Blanchett’s greatest success comes when the predictably strong and dry woman in power begins to fall apart. Once she begins the struggle to kill the human being inside and keep up her powerful façade, some magnificent work takes shape. The power of this actor fighting on screen drives the movie.

Owen, meanwhile, brings a sensible charisma and boldness to his historic character. His presence in this movie is little more than that of a playboy, but he is as always enjoyable to watch.

Geoffrey Rush (Sir Walsingham) appears to have a complexity to his conscience and a thousand different motives, but we never see him. We know that he is trying to guard against the impending Catholic doom, but for the most part his moods and mannerisms come off as schizophrenic. Still, since Rush’s technique is flawless and engaging, the fault probably lies with lack of screen time.

The unsung hero of the cast is Samantha Morton, who plays Mary Stuart. While the Spanish are busy twisting their evil mustaches, Morton plays a different villain. Her Mary Stuart seems to be struggling to convince herself that she is a good person and the rightful ruler. Her effort to hold her composure and convince herself of her heroism is sadder than even Blanchett’s breakdowns.

Sadly, the work of these actors is splintered much like the defeated Armada as Kapur steers the ship back toward its epic ending.

Blanchett’s performance goes from compelling to over the top as she delivers a Joan of Arc speech to the troops aboard her steed, a moment too reminiscent of Braveheart to be anything but cliché and annoying.

The famous battle with the Armada is reduced to a mix of Clive Owen action shots and reports in back in the “war room.” While the up-close fighting works far better than the larger computer shots of thousands of ships (now well worn territory since Troy and 300), slow motion scenes of mutilated bodies feel somewhat out of place in a movie that never succeeds in establishing itself as an action adventure.

All this would be forgiven if it weren’t for the final moments, with an ending so over the top it would make Cirque du Soliel blush.
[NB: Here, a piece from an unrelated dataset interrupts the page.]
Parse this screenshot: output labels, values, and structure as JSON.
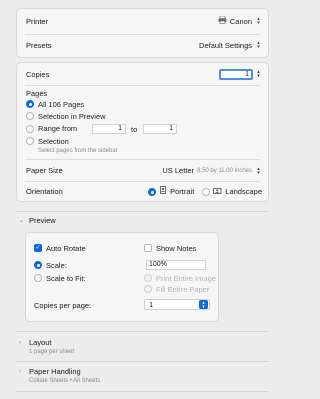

Blanchett stands victorious in a circle of exploding light, her cape billowing in the wind, much like the ending of a Superman flick. It is the last gasp from a movie that just never finds its bearings. It’s too bad, since Blanchett is clearly capable of shining without the aid of over-exposing the film.


Since the inception of the Academy Awards there have been seven actresses to play a queen and earn nominations for their performances, with two playing Elizabeth the I (Including Blanchett herself in 1998). No doubt Mrs. Blancett hope’s that the second time around is the winning charm, as it was for Helen Mirren and Judi Dench. Before winning an Oscar in 2006 for playing Queen Elizabeth II, Mirren was nominated for a different queen, Charlotte, in The Madness of King George (1994). For Judi Dench, a nomination in 1997 for her role as Queen Victoria in Mrs. Brown bore no Oscar fruit, but just a year later she returned to the nominees pool playing Blanchett’s very same (though somewhat senior) Elizabeth I in Shakespeare In Love. That time, Dame Dench found herself in the winner’s circle. Blanchett, to be fair, has one gold statue to her name already for The Aviator. Blanchett’s winning portrayal was that of Katharine Hepburn, who incidentally was the first actress to be nominated and win an Oscar for her portrayal of a Monarch, Queen Eleanor of Aquitaine in The Lion in Winter (1968). It was a win that Hepburn shared, a tie for Best Actress with the Queen of the Divas herself, Barbra Streisand (Funny Girl).

Sources: The Academy of Motion Pictures Arts and Sciences online database and IMDb.

Review by James Fagan
Starpulse contributing writer